In 1999, Bishop David Foley of the Roman Catholic Diocese of Birmingham in Alabama issued a decree prohibiting priests in his diocese from celebrating Mass in the ad orientem position (literally "to the east", with people and priest facing in the same direction) under most circumstances. Though the decree never specifically mentioned EWTN, both supporters and critics of EWTN agreed that it was directed at Mother Angelica's Roman Catholic television network, applying the prohibition to "any Mass that is or will be televised for broadcast or videotaped for public dissemination." Bishop Foley stated that the practice of having the priest's back to the people "amounts to making a political statement and is dividing the people." The network eventually complied with Bishop Foley's order.
As a result, the Holy See appointed an apostolic visitor to examine the situation of Mother Angelica's monastery. To prevent the Holy See from making changes in the way her network was run, Mother Angelica resigned her positions on the EWTN board. This action cut all official connection with her monastery, bringing EWTN under an entirely lay management, none of whose members were directly dependent on the bishops or the Holy See.
Pope Benedict XVI has awarded Mother Angelica the Pro Ecclesia et Pontifice, also known as the Cross of Honor, given for distinguished service to the church. In commenting on the award, Bishop of Birmingham Alabama Robert J. Baker said the medal is "a significant acknowledgment by our Holy Father, of Mother's labors of love in support of our Church.
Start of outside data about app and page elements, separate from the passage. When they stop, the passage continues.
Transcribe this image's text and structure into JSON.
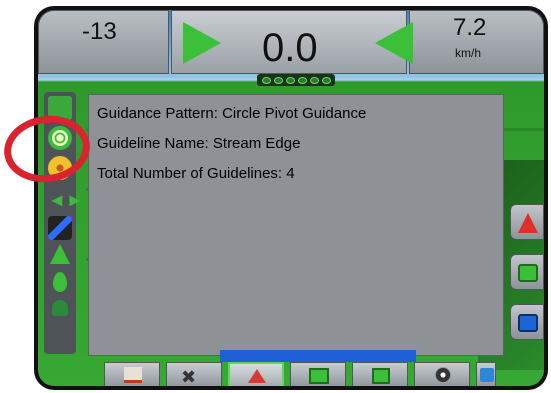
{
  "topbar": {
    "left_value": "-13",
    "center_value": "0.0",
    "right_value": "7.2",
    "right_unit": "km/h"
  },
  "info_panel": {
    "line_1": "Guidance Pattern: Circle Pivot Guidance",
    "line_2": "Guideline Name: Stream Edge",
    "line_3": "Total Number of Guidelines: 4"
  },
  "left_toolbar": {
    "icons": [
      "straight-ab-icon",
      "circle-pivot-icon",
      "guideline-info-icon",
      "steering-icon",
      "tools-icon",
      "marker-icon",
      "drop-icon",
      "user-icon"
    ]
  },
  "right_toolbar": {
    "icons": [
      "vehicle-view-icon",
      "field-view-icon",
      "bound-view-icon"
    ]
  },
  "bottom_toolbar": {
    "buttons": [
      "home-icon",
      "tools-icon",
      "guidance-icon",
      "field-flag-icon",
      "section-icon",
      "gauge-icon",
      "data-icon"
    ],
    "active": "guidance-icon"
  },
  "colors": {
    "accent_green": "#3cc03a",
    "callout_red": "#d9232e",
    "panel_gray": "#8e9296"
  }
}
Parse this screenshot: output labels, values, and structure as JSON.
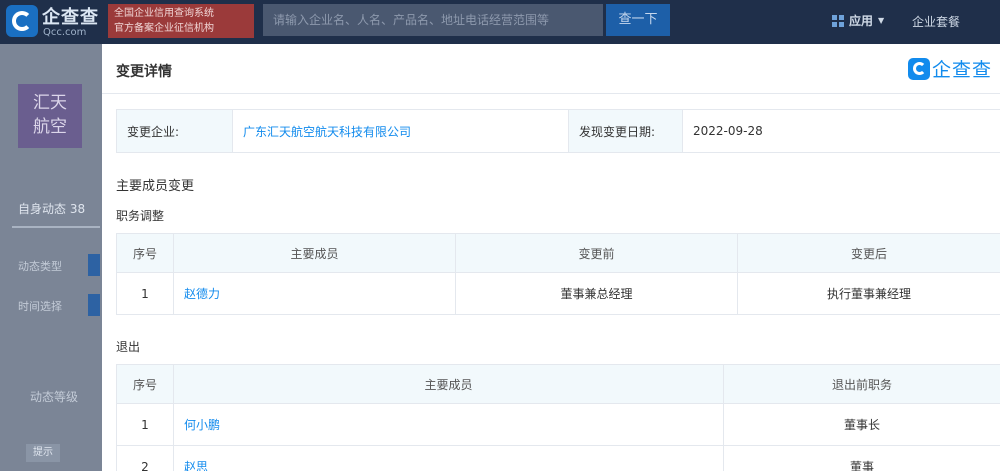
{
  "topbar": {
    "logo_text": "企查查",
    "logo_sub": "Qcc.com",
    "promo_line1": "全国企业信用查询系统",
    "promo_line2": "官方备案企业征信机构",
    "search_placeholder": "请输入企业名、人名、产品名、地址电话经营范围等",
    "search_button": "查一下",
    "apps_label": "应用",
    "suite_label": "企业套餐"
  },
  "background_page": {
    "company_logo_text": "汇天航空",
    "tab_label": "自身动态 38",
    "filter_type_label": "动态类型",
    "filter_time_label": "时间选择",
    "level_label": "动态等级",
    "tag_label": "提示"
  },
  "modal": {
    "title": "变更详情",
    "brand_text": "企查查",
    "info": {
      "company_label": "变更企业:",
      "company_value": "广东汇天航空航天科技有限公司",
      "date_label": "发现变更日期:",
      "date_value": "2022-09-28"
    },
    "section_title": "主要成员变更",
    "role_change": {
      "title": "职务调整",
      "headers": [
        "序号",
        "主要成员",
        "变更前",
        "变更后"
      ],
      "rows": [
        {
          "no": "1",
          "name": "赵德力",
          "before": "董事兼总经理",
          "after": "执行董事兼经理"
        }
      ]
    },
    "exit": {
      "title": "退出",
      "headers": [
        "序号",
        "主要成员",
        "退出前职务"
      ],
      "rows": [
        {
          "no": "1",
          "name": "何小鹏",
          "role": "董事长"
        },
        {
          "no": "2",
          "name": "赵思",
          "role": "董事"
        }
      ]
    }
  },
  "colors": {
    "accent": "#128bed",
    "header_bg": "#f2f9fc",
    "overlay_bg": "#7b8596"
  }
}
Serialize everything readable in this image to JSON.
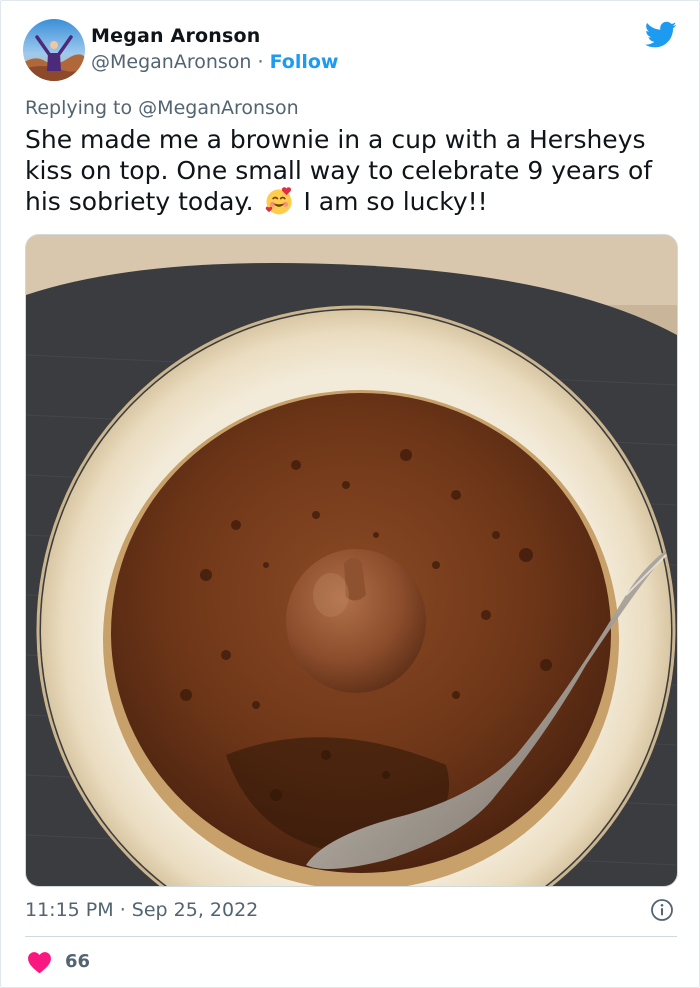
{
  "author": {
    "name": "Megan Aronson",
    "handle": "@MeganAronson",
    "separator": "·",
    "follow_label": "Follow"
  },
  "reply": {
    "prefix": "Replying to",
    "handle": "@MeganAronson"
  },
  "tweet": {
    "text_before_emoji": "She made me a brownie in a cup with a Hersheys kiss on top. One small way to celebrate 9 years of his sobriety today.",
    "emoji": "smiling-face-with-hearts-icon",
    "text_after_emoji": "I am so lucky!!"
  },
  "footer": {
    "time": "11:15 PM",
    "separator": "·",
    "date": "Sep 25, 2022",
    "likes": "66"
  },
  "colors": {
    "accent": "#1d9bf0",
    "like": "#f91880",
    "muted": "#536471"
  }
}
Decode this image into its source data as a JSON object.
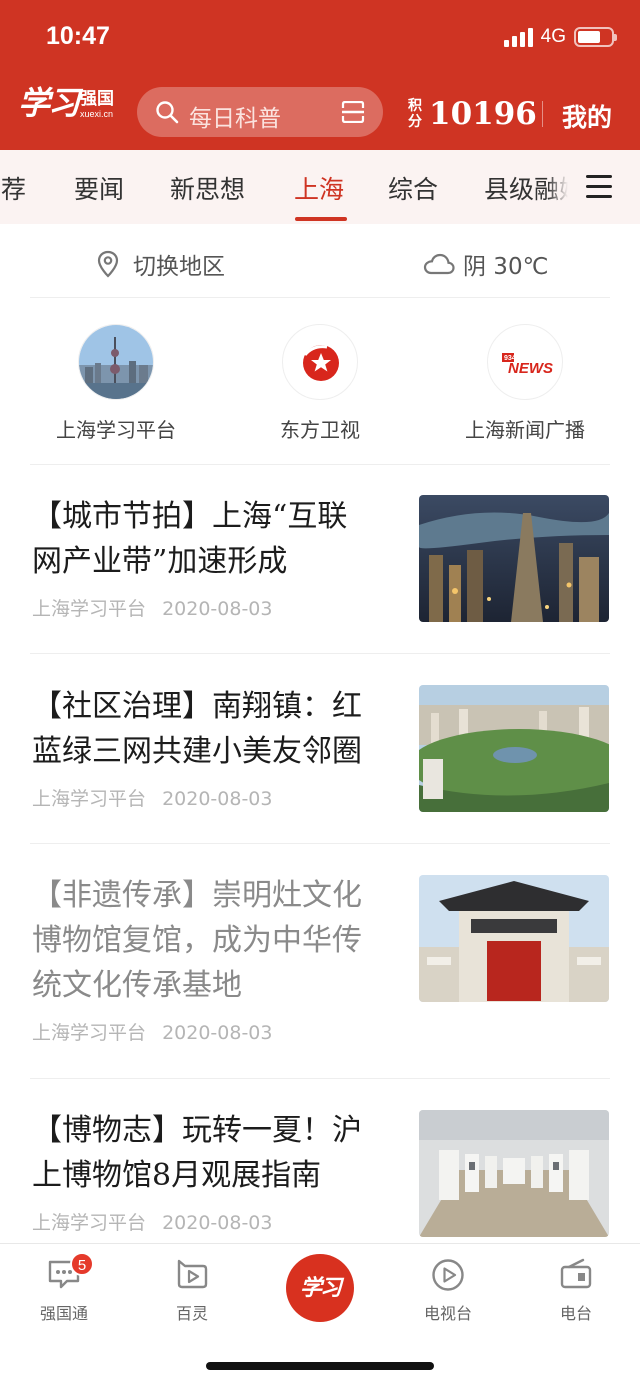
{
  "status_bar": {
    "time": "10:47",
    "network": "4G"
  },
  "header": {
    "logo_script": "学习",
    "logo_text": "强国",
    "logo_url": "xuexi.cn",
    "search_placeholder": "每日科普",
    "points_label_1": "积",
    "points_label_2": "分",
    "points_value": "10196",
    "mine_label": "我的"
  },
  "tabs": [
    {
      "label": "推荐"
    },
    {
      "label": "要闻"
    },
    {
      "label": "新思想"
    },
    {
      "label": "上海"
    },
    {
      "label": "综合"
    },
    {
      "label": "县级融媒"
    }
  ],
  "active_tab": "上海",
  "region": {
    "switch_label": "切换地区",
    "weather": "阴 30℃"
  },
  "channels": [
    {
      "label": "上海学习平台"
    },
    {
      "label": "东方卫视"
    },
    {
      "label": "上海新闻广播",
      "logo_text": "NEWS",
      "logo_num": "934"
    }
  ],
  "articles": [
    {
      "title": "【城市节拍】上海“互联网产业带”加速形成",
      "source": "上海学习平台",
      "date": "2020-08-03",
      "read": false
    },
    {
      "title": "【社区治理】南翔镇：红蓝绿三网共建小美友邻圈",
      "source": "上海学习平台",
      "date": "2020-08-03",
      "read": false
    },
    {
      "title": "【非遗传承】崇明灶文化博物馆复馆，成为中华传统文化传承基地",
      "source": "上海学习平台",
      "date": "2020-08-03",
      "read": true
    },
    {
      "title": "【博物志】玩转一夏！沪上博物馆8月观展指南",
      "source": "上海学习平台",
      "date": "2020-08-03",
      "read": false
    }
  ],
  "bottom_nav": [
    {
      "label": "强国通",
      "badge": "5"
    },
    {
      "label": "百灵"
    },
    {
      "label": "学习"
    },
    {
      "label": "电视台"
    },
    {
      "label": "电台"
    }
  ],
  "colors": {
    "brand_red": "#cf3423",
    "tab_bg": "#fbf3f2",
    "badge_red": "#e53a2b"
  }
}
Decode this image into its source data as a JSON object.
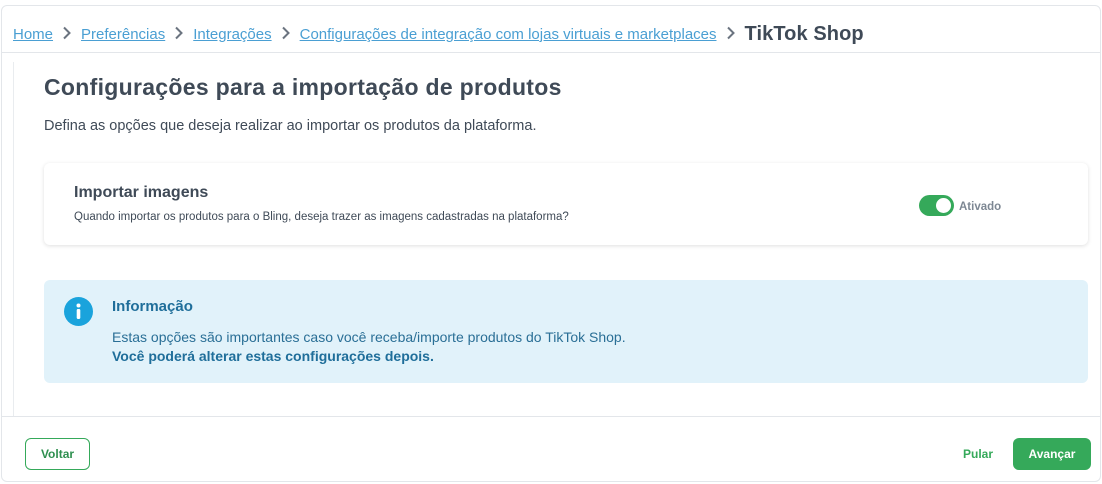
{
  "breadcrumb": {
    "items": [
      "Home",
      "Preferências",
      "Integrações",
      "Configurações de integração com lojas virtuais e marketplaces"
    ],
    "current": "TikTok Shop"
  },
  "main": {
    "title": "Configurações para a importação de produtos",
    "subtitle": "Defina as opções que deseja realizar ao importar os produtos da plataforma."
  },
  "import_images": {
    "title": "Importar imagens",
    "description": "Quando importar os produtos para o Bling, deseja trazer as imagens cadastradas na plataforma?",
    "enabled": true,
    "status_label": "Ativado"
  },
  "info": {
    "icon": "info-icon",
    "title": "Informação",
    "text": "Estas opções são importantes caso você receba/importe produtos do TikTok Shop.",
    "bold_text": "Você poderá alterar estas configurações depois."
  },
  "footer": {
    "back_label": "Voltar",
    "skip_label": "Pular",
    "next_label": "Avançar"
  },
  "colors": {
    "accent_green": "#35a95a",
    "link_blue": "#4a9fd3",
    "info_bg": "#e1f2fa",
    "info_icon_blue": "#1aa3dc"
  }
}
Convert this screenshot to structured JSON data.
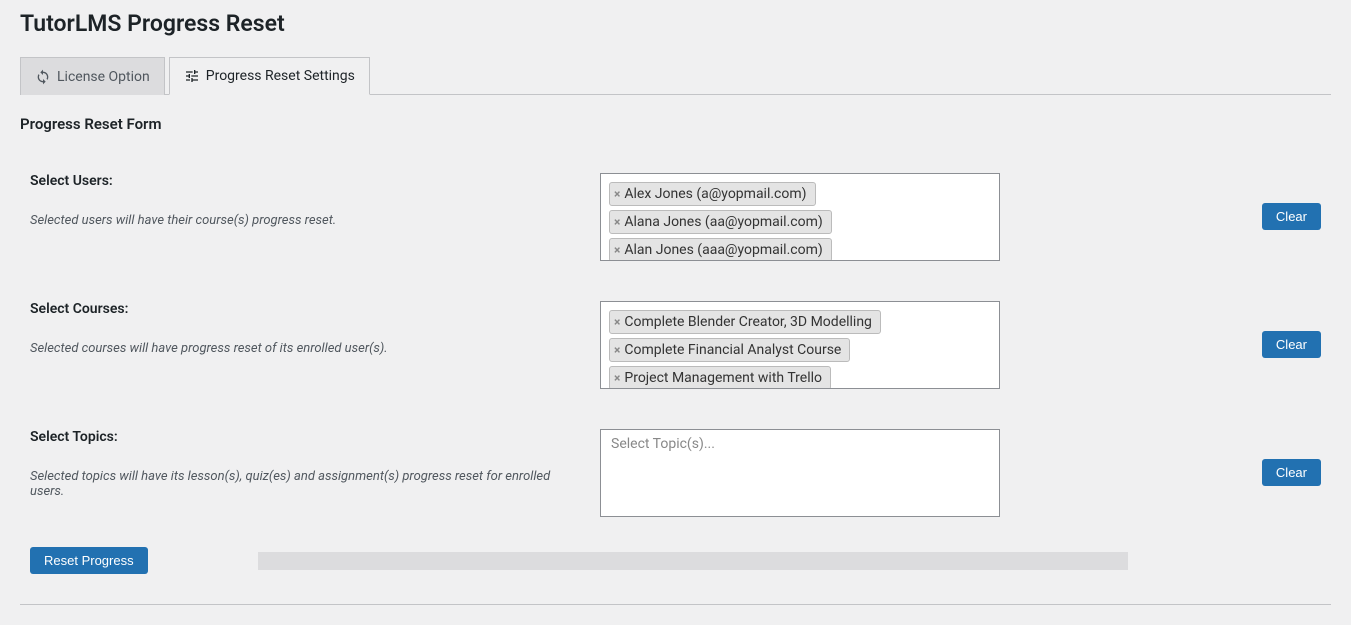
{
  "page": {
    "title": "TutorLMS Progress Reset"
  },
  "tabs": [
    {
      "label": "License Option",
      "active": false,
      "icon": "sync"
    },
    {
      "label": "Progress Reset Settings",
      "active": true,
      "icon": "settings"
    }
  ],
  "section": {
    "title": "Progress Reset Form"
  },
  "form": {
    "users": {
      "label": "Select Users:",
      "desc": "Selected users will have their course(s) progress reset.",
      "tags": [
        "Alex Jones (a@yopmail.com)",
        "Alana Jones (aa@yopmail.com)",
        "Alan Jones (aaa@yopmail.com)"
      ],
      "clear": "Clear"
    },
    "courses": {
      "label": "Select Courses:",
      "desc": "Selected courses will have progress reset of its enrolled user(s).",
      "tags": [
        "Complete Blender Creator, 3D Modelling",
        "Complete Financial Analyst Course",
        "Project Management with Trello"
      ],
      "clear": "Clear"
    },
    "topics": {
      "label": "Select Topics:",
      "desc": "Selected topics will have its lesson(s), quiz(es) and assignment(s) progress reset for enrolled users.",
      "placeholder": "Select Topic(s)...",
      "tags": [],
      "clear": "Clear"
    },
    "submit": {
      "label": "Reset Progress"
    }
  }
}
By giving awards the Church is not saying people or institutions are perfect, but we are saying that Mother Angelica, through this network, has made a significant contribution to the new evangelization heralded and promoted by recent Popes."
A partial listing of EWTN programs: